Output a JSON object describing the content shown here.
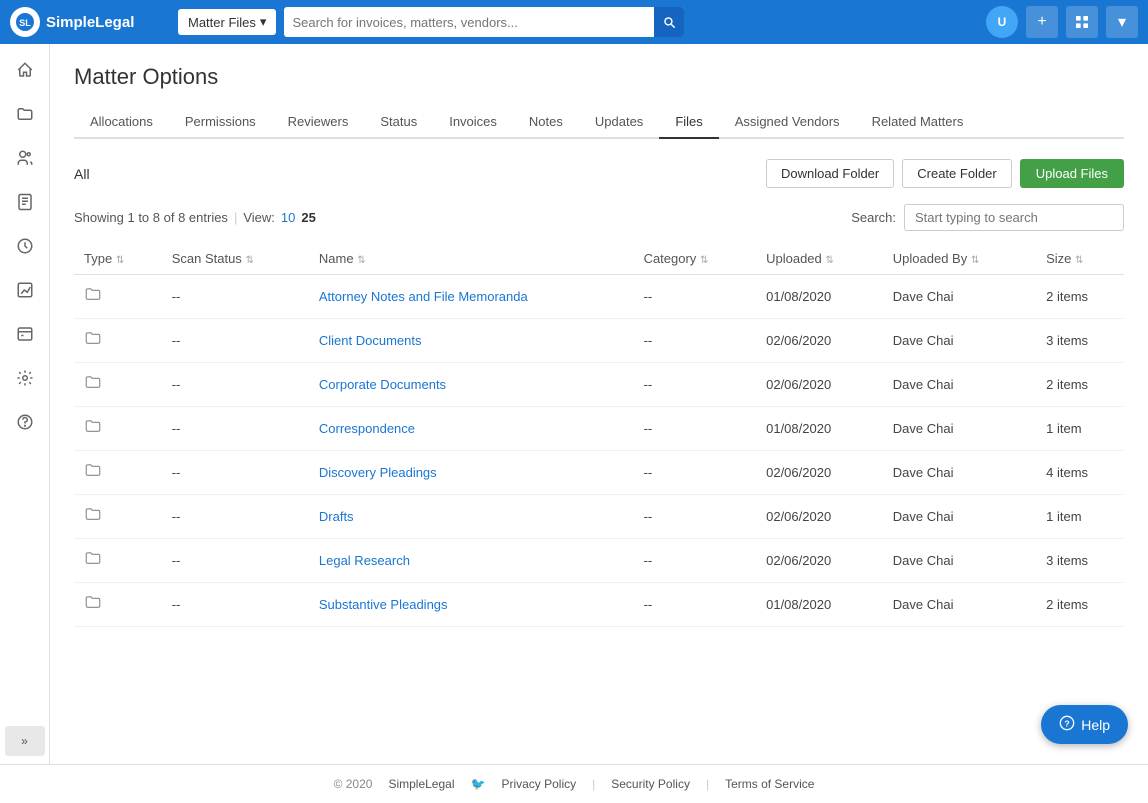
{
  "app": {
    "name": "SimpleLegal",
    "logo_initials": "SL"
  },
  "topnav": {
    "matter_files_label": "Matter Files",
    "search_placeholder": "Search for invoices, matters, vendors...",
    "dropdown_arrow": "▾"
  },
  "sidebar": {
    "items": [
      {
        "id": "home",
        "icon": "⌂",
        "label": "Home"
      },
      {
        "id": "matters",
        "icon": "📁",
        "label": "Matters"
      },
      {
        "id": "vendors",
        "icon": "👥",
        "label": "Vendors"
      },
      {
        "id": "invoices",
        "icon": "📄",
        "label": "Invoices"
      },
      {
        "id": "time",
        "icon": "⏱",
        "label": "Time"
      },
      {
        "id": "reports",
        "icon": "📊",
        "label": "Reports"
      },
      {
        "id": "ebilling",
        "icon": "📋",
        "label": "eBilling"
      },
      {
        "id": "settings",
        "icon": "⚙",
        "label": "Settings"
      },
      {
        "id": "help",
        "icon": "?",
        "label": "Help"
      }
    ],
    "expand_label": "«»"
  },
  "page": {
    "title": "Matter Options"
  },
  "tabs": [
    {
      "id": "allocations",
      "label": "Allocations",
      "active": false
    },
    {
      "id": "permissions",
      "label": "Permissions",
      "active": false
    },
    {
      "id": "reviewers",
      "label": "Reviewers",
      "active": false
    },
    {
      "id": "status",
      "label": "Status",
      "active": false
    },
    {
      "id": "invoices",
      "label": "Invoices",
      "active": false
    },
    {
      "id": "notes",
      "label": "Notes",
      "active": false
    },
    {
      "id": "updates",
      "label": "Updates",
      "active": false
    },
    {
      "id": "files",
      "label": "Files",
      "active": true
    },
    {
      "id": "assigned-vendors",
      "label": "Assigned Vendors",
      "active": false
    },
    {
      "id": "related-matters",
      "label": "Related Matters",
      "active": false
    }
  ],
  "files": {
    "section_label": "All",
    "download_folder_btn": "Download Folder",
    "create_folder_btn": "Create Folder",
    "upload_files_btn": "Upload Files",
    "showing_text": "Showing 1 to 8 of 8 entries",
    "view_label": "View:",
    "view_10": "10",
    "view_25": "25",
    "search_label": "Search:",
    "search_placeholder": "Start typing to search",
    "columns": [
      {
        "id": "type",
        "label": "Type"
      },
      {
        "id": "scan_status",
        "label": "Scan Status"
      },
      {
        "id": "name",
        "label": "Name"
      },
      {
        "id": "category",
        "label": "Category"
      },
      {
        "id": "uploaded",
        "label": "Uploaded"
      },
      {
        "id": "uploaded_by",
        "label": "Uploaded By"
      },
      {
        "id": "size",
        "label": "Size"
      }
    ],
    "rows": [
      {
        "type": "folder",
        "scan_status": "--",
        "name": "Attorney Notes and File Memoranda",
        "category": "--",
        "uploaded": "01/08/2020",
        "uploaded_by": "Dave Chai",
        "size": "2 items"
      },
      {
        "type": "folder",
        "scan_status": "--",
        "name": "Client Documents",
        "category": "--",
        "uploaded": "02/06/2020",
        "uploaded_by": "Dave Chai",
        "size": "3 items"
      },
      {
        "type": "folder",
        "scan_status": "--",
        "name": "Corporate Documents",
        "category": "--",
        "uploaded": "02/06/2020",
        "uploaded_by": "Dave Chai",
        "size": "2 items"
      },
      {
        "type": "folder",
        "scan_status": "--",
        "name": "Correspondence",
        "category": "--",
        "uploaded": "01/08/2020",
        "uploaded_by": "Dave Chai",
        "size": "1 item"
      },
      {
        "type": "folder",
        "scan_status": "--",
        "name": "Discovery Pleadings",
        "category": "--",
        "uploaded": "02/06/2020",
        "uploaded_by": "Dave Chai",
        "size": "4 items"
      },
      {
        "type": "folder",
        "scan_status": "--",
        "name": "Drafts",
        "category": "--",
        "uploaded": "02/06/2020",
        "uploaded_by": "Dave Chai",
        "size": "1 item"
      },
      {
        "type": "folder",
        "scan_status": "--",
        "name": "Legal Research",
        "category": "--",
        "uploaded": "02/06/2020",
        "uploaded_by": "Dave Chai",
        "size": "3 items"
      },
      {
        "type": "folder",
        "scan_status": "--",
        "name": "Substantive Pleadings",
        "category": "--",
        "uploaded": "01/08/2020",
        "uploaded_by": "Dave Chai",
        "size": "2 items"
      }
    ]
  },
  "footer": {
    "copyright": "© 2020",
    "brand": "SimpleLegal",
    "twitter_icon": "🐦",
    "privacy_policy": "Privacy Policy",
    "security_policy": "Security Policy",
    "terms": "Terms of Service"
  },
  "help": {
    "label": "Help"
  }
}
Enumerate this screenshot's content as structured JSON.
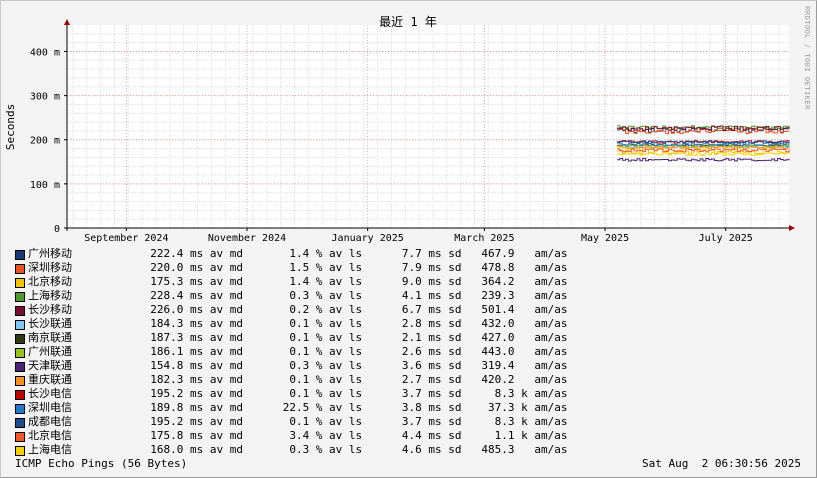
{
  "chart_data": {
    "type": "line",
    "title": "最近 1 年",
    "ylabel": "Seconds",
    "watermark": "RRDTOOL / TOBI OETIKER",
    "ylim": [
      0,
      460
    ],
    "y_ticks": [
      {
        "value": 0,
        "label": "0"
      },
      {
        "value": 100,
        "label": "100 m"
      },
      {
        "value": 200,
        "label": "200 m"
      },
      {
        "value": 300,
        "label": "300 m"
      },
      {
        "value": 400,
        "label": "400 m"
      }
    ],
    "x_range": [
      "2024-08-02",
      "2025-08-02"
    ],
    "x_ticks": [
      {
        "date": "2024-09-01",
        "label": "September 2024"
      },
      {
        "date": "2024-11-01",
        "label": "November 2024"
      },
      {
        "date": "2025-01-01",
        "label": "January 2025"
      },
      {
        "date": "2025-03-01",
        "label": "March 2025"
      },
      {
        "date": "2025-05-01",
        "label": "May 2025"
      },
      {
        "date": "2025-07-01",
        "label": "July 2025"
      }
    ],
    "data_start": "2025-05-07",
    "data_end": "2025-08-02",
    "grid": true,
    "legend_position": "bottom",
    "series": [
      {
        "name": "广州移动",
        "color": "#1a3a73",
        "avg": "222.4 ms av md",
        "loss": "1.4 % av ls",
        "sd": "7.7 ms sd",
        "ratio": "467.9   am/as",
        "level": 222.4,
        "sdv": 7.7
      },
      {
        "name": "深圳移动",
        "color": "#e8541c",
        "avg": "220.0 ms av md",
        "loss": "1.5 % av ls",
        "sd": "7.9 ms sd",
        "ratio": "478.8   am/as",
        "level": 220.0,
        "sdv": 7.9
      },
      {
        "name": "北京移动",
        "color": "#f5c400",
        "avg": "175.3 ms av md",
        "loss": "1.4 % av ls",
        "sd": "9.0 ms sd",
        "ratio": "364.2   am/as",
        "level": 175.3,
        "sdv": 9.0
      },
      {
        "name": "上海移动",
        "color": "#4c9a2a",
        "avg": "228.4 ms av md",
        "loss": "0.3 % av ls",
        "sd": "4.1 ms sd",
        "ratio": "239.3   am/as",
        "level": 228.4,
        "sdv": 4.1
      },
      {
        "name": "长沙移动",
        "color": "#7a0c2e",
        "avg": "226.0 ms av md",
        "loss": "0.2 % av ls",
        "sd": "6.7 ms sd",
        "ratio": "501.4   am/as",
        "level": 226.0,
        "sdv": 6.7
      },
      {
        "name": "长沙联通",
        "color": "#7fc7f0",
        "avg": "184.3 ms av md",
        "loss": "0.1 % av ls",
        "sd": "2.8 ms sd",
        "ratio": "432.0   am/as",
        "level": 184.3,
        "sdv": 2.8
      },
      {
        "name": "南京联通",
        "color": "#2e3a12",
        "avg": "187.3 ms av md",
        "loss": "0.1 % av ls",
        "sd": "2.1 ms sd",
        "ratio": "427.0   am/as",
        "level": 187.3,
        "sdv": 2.1
      },
      {
        "name": "广州联通",
        "color": "#9ac21c",
        "avg": "186.1 ms av md",
        "loss": "0.1 % av ls",
        "sd": "2.6 ms sd",
        "ratio": "443.0   am/as",
        "level": 186.1,
        "sdv": 2.6
      },
      {
        "name": "天津联通",
        "color": "#4a2373",
        "avg": "154.8 ms av md",
        "loss": "0.3 % av ls",
        "sd": "3.6 ms sd",
        "ratio": "319.4   am/as",
        "level": 154.8,
        "sdv": 3.6
      },
      {
        "name": "重庆联通",
        "color": "#f5931e",
        "avg": "182.3 ms av md",
        "loss": "0.1 % av ls",
        "sd": "2.7 ms sd",
        "ratio": "420.2   am/as",
        "level": 182.3,
        "sdv": 2.7
      },
      {
        "name": "长沙电信",
        "color": "#c00000",
        "avg": "195.2 ms av md",
        "loss": "0.1 % av ls",
        "sd": "3.7 ms sd",
        "ratio": "8.3 k am/as",
        "level": 195.2,
        "sdv": 3.7
      },
      {
        "name": "深圳电信",
        "color": "#1f78c8",
        "avg": "189.8 ms av md",
        "loss": "22.5 % av ls",
        "sd": "3.8 ms sd",
        "ratio": "37.3 k am/as",
        "level": 189.8,
        "sdv": 3.8
      },
      {
        "name": "成都电信",
        "color": "#1a4d8c",
        "avg": "195.2 ms av md",
        "loss": "0.1 % av ls",
        "sd": "3.7 ms sd",
        "ratio": "8.3 k am/as",
        "level": 195.2,
        "sdv": 3.7
      },
      {
        "name": "北京电信",
        "color": "#f05a22",
        "avg": "175.8 ms av md",
        "loss": "3.4 % av ls",
        "sd": "4.4 ms sd",
        "ratio": "1.1 k am/as",
        "level": 175.8,
        "sdv": 4.4
      },
      {
        "name": "上海电信",
        "color": "#f5d000",
        "avg": "168.0 ms av md",
        "loss": "0.3 % av ls",
        "sd": "4.6 ms sd",
        "ratio": "485.3   am/as",
        "level": 168.0,
        "sdv": 4.6
      }
    ]
  },
  "footer": {
    "left": "ICMP Echo Pings (56 Bytes)",
    "right": "Sat Aug  2 06:30:56 2025"
  }
}
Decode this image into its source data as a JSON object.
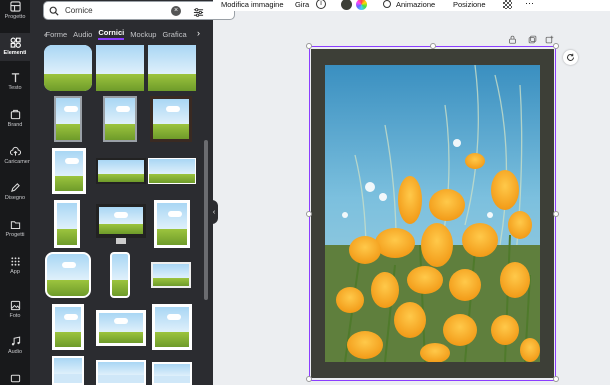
{
  "rail": {
    "items": [
      {
        "label": "Progetto",
        "icon": "layout-icon"
      },
      {
        "label": "Elementi",
        "icon": "shapes-icon"
      },
      {
        "label": "Testo",
        "icon": "text-icon"
      },
      {
        "label": "Brand",
        "icon": "brand-icon"
      },
      {
        "label": "Caricamenti",
        "icon": "upload-icon"
      },
      {
        "label": "Disegno",
        "icon": "pen-icon"
      },
      {
        "label": "Progetti",
        "icon": "folder-icon"
      },
      {
        "label": "App",
        "icon": "apps-icon"
      },
      {
        "label": "Foto",
        "icon": "photo-icon"
      },
      {
        "label": "Audio",
        "icon": "audio-icon"
      }
    ]
  },
  "search": {
    "value": "Cornice",
    "placeholder": ""
  },
  "tabs": {
    "items": [
      "Forme",
      "Audio",
      "Cornici",
      "Mockup",
      "Grafica"
    ],
    "active": "Cornici"
  },
  "toolbar": {
    "edit_image": "Modifica immagine",
    "flip": "Gira",
    "animate": "Animazione",
    "position": "Posizione"
  },
  "colors": {
    "accent": "#8b3dff",
    "frame": "#3d3f37",
    "rail": "#18191b",
    "panel": "#2b2c30"
  }
}
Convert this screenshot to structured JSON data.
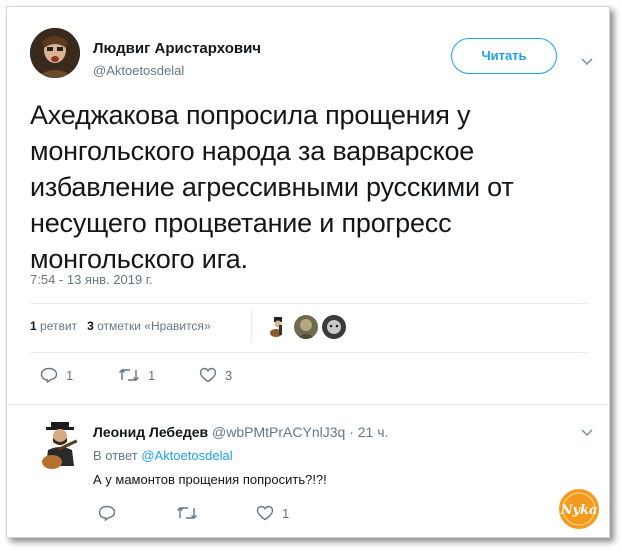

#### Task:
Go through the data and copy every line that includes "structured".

#### Reply to the exercise:
Enumerate this screenshot's content as structured JSON.
Convert this screenshot to structured JSON data.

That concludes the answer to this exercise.